What is needed here is a word-for-word copy of all the entries below.
------------------------------------------------
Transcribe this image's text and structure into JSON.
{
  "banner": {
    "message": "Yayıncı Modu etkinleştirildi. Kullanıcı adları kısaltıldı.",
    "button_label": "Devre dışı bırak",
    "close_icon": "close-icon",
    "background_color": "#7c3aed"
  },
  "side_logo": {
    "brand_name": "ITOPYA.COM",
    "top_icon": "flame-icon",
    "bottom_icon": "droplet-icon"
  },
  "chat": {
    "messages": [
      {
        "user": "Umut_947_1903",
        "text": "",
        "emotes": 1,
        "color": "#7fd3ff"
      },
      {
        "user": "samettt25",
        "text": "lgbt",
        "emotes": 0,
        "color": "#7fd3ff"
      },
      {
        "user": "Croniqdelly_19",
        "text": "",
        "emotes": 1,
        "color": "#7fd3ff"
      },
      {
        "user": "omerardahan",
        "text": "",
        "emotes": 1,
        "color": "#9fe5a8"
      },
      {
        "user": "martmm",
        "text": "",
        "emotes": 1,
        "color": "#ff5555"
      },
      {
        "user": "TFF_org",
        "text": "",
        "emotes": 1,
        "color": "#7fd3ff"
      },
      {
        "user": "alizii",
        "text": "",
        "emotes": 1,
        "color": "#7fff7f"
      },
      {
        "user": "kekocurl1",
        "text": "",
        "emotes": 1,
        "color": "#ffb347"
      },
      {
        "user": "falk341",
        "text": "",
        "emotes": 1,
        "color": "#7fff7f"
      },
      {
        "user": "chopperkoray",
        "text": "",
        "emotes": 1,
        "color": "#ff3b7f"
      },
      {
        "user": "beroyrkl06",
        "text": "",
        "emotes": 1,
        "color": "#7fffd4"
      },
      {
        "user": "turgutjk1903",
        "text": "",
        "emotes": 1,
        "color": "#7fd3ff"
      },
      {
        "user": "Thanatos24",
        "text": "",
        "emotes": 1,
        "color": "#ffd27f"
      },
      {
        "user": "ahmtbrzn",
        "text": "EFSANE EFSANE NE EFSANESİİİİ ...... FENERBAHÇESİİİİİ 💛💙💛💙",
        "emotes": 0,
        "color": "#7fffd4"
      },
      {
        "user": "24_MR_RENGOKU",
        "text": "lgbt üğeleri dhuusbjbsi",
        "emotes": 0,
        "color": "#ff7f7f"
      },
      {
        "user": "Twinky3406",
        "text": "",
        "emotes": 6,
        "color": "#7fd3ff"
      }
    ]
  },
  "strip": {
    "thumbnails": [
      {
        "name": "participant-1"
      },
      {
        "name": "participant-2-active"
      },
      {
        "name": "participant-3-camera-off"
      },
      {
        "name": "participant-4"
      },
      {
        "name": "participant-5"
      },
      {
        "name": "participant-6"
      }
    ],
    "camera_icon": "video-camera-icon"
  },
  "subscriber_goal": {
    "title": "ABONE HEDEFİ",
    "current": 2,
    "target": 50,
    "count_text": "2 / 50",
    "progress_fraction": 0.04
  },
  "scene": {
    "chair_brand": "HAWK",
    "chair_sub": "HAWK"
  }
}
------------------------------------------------
- _ANSWER FOR THIS EXERCISE_:
Transcribe this image's text and structure into JSON.
{
  "banner": {
    "message": "Yayıncı Modu etkinleştirildi. Kullanıcı adları kısaltıldı.",
    "button_label": "Devre dışı bırak",
    "close_icon": "close-icon",
    "background_color": "#7c3aed"
  },
  "side_logo": {
    "brand_name": "ITOPYA.COM",
    "top_icon": "flame-icon",
    "bottom_icon": "droplet-icon"
  },
  "chat": {
    "messages": [
      {
        "user": "Umut_947_1903",
        "text": "",
        "emotes": 1,
        "color": "#7fd3ff"
      },
      {
        "user": "samettt25",
        "text": "lgbt",
        "emotes": 0,
        "color": "#7fd3ff"
      },
      {
        "user": "Croniqdelly_19",
        "text": "",
        "emotes": 1,
        "color": "#7fd3ff"
      },
      {
        "user": "omerardahan",
        "text": "",
        "emotes": 1,
        "color": "#9fe5a8"
      },
      {
        "user": "martmm",
        "text": "",
        "emotes": 1,
        "color": "#ff5555"
      },
      {
        "user": "TFF_org",
        "text": "",
        "emotes": 1,
        "color": "#7fd3ff"
      },
      {
        "user": "alizii",
        "text": "",
        "emotes": 1,
        "color": "#7fff7f"
      },
      {
        "user": "kekocurl1",
        "text": "",
        "emotes": 1,
        "color": "#ffb347"
      },
      {
        "user": "falk341",
        "text": "",
        "emotes": 1,
        "color": "#7fff7f"
      },
      {
        "user": "chopperkoray",
        "text": "",
        "emotes": 1,
        "color": "#ff3b7f"
      },
      {
        "user": "beroyrkl06",
        "text": "",
        "emotes": 1,
        "color": "#7fffd4"
      },
      {
        "user": "turgutjk1903",
        "text": "",
        "emotes": 1,
        "color": "#7fd3ff"
      },
      {
        "user": "Thanatos24",
        "text": "",
        "emotes": 1,
        "color": "#ffd27f"
      },
      {
        "user": "ahmtbrzn",
        "text": "EFSANE EFSANE NE EFSANESİİİİ ...... FENERBAHÇESİİİİİ 💛💙💛💙",
        "emotes": 0,
        "color": "#7fffd4"
      },
      {
        "user": "24_MR_RENGOKU",
        "text": "lgbt üğeleri dhuusbjbsi",
        "emotes": 0,
        "color": "#ff7f7f"
      },
      {
        "user": "Twinky3406",
        "text": "",
        "emotes": 6,
        "color": "#7fd3ff"
      }
    ]
  },
  "strip": {
    "thumbnails": [
      {
        "name": "participant-1"
      },
      {
        "name": "participant-2-active"
      },
      {
        "name": "participant-3-camera-off"
      },
      {
        "name": "participant-4"
      },
      {
        "name": "participant-5"
      },
      {
        "name": "participant-6"
      }
    ],
    "camera_icon": "video-camera-icon"
  },
  "subscriber_goal": {
    "title": "ABONE HEDEFİ",
    "current": 2,
    "target": 50,
    "count_text": "2 / 50",
    "progress_fraction": 0.04
  },
  "scene": {
    "chair_brand": "HAWK",
    "chair_sub": "HAWK"
  }
}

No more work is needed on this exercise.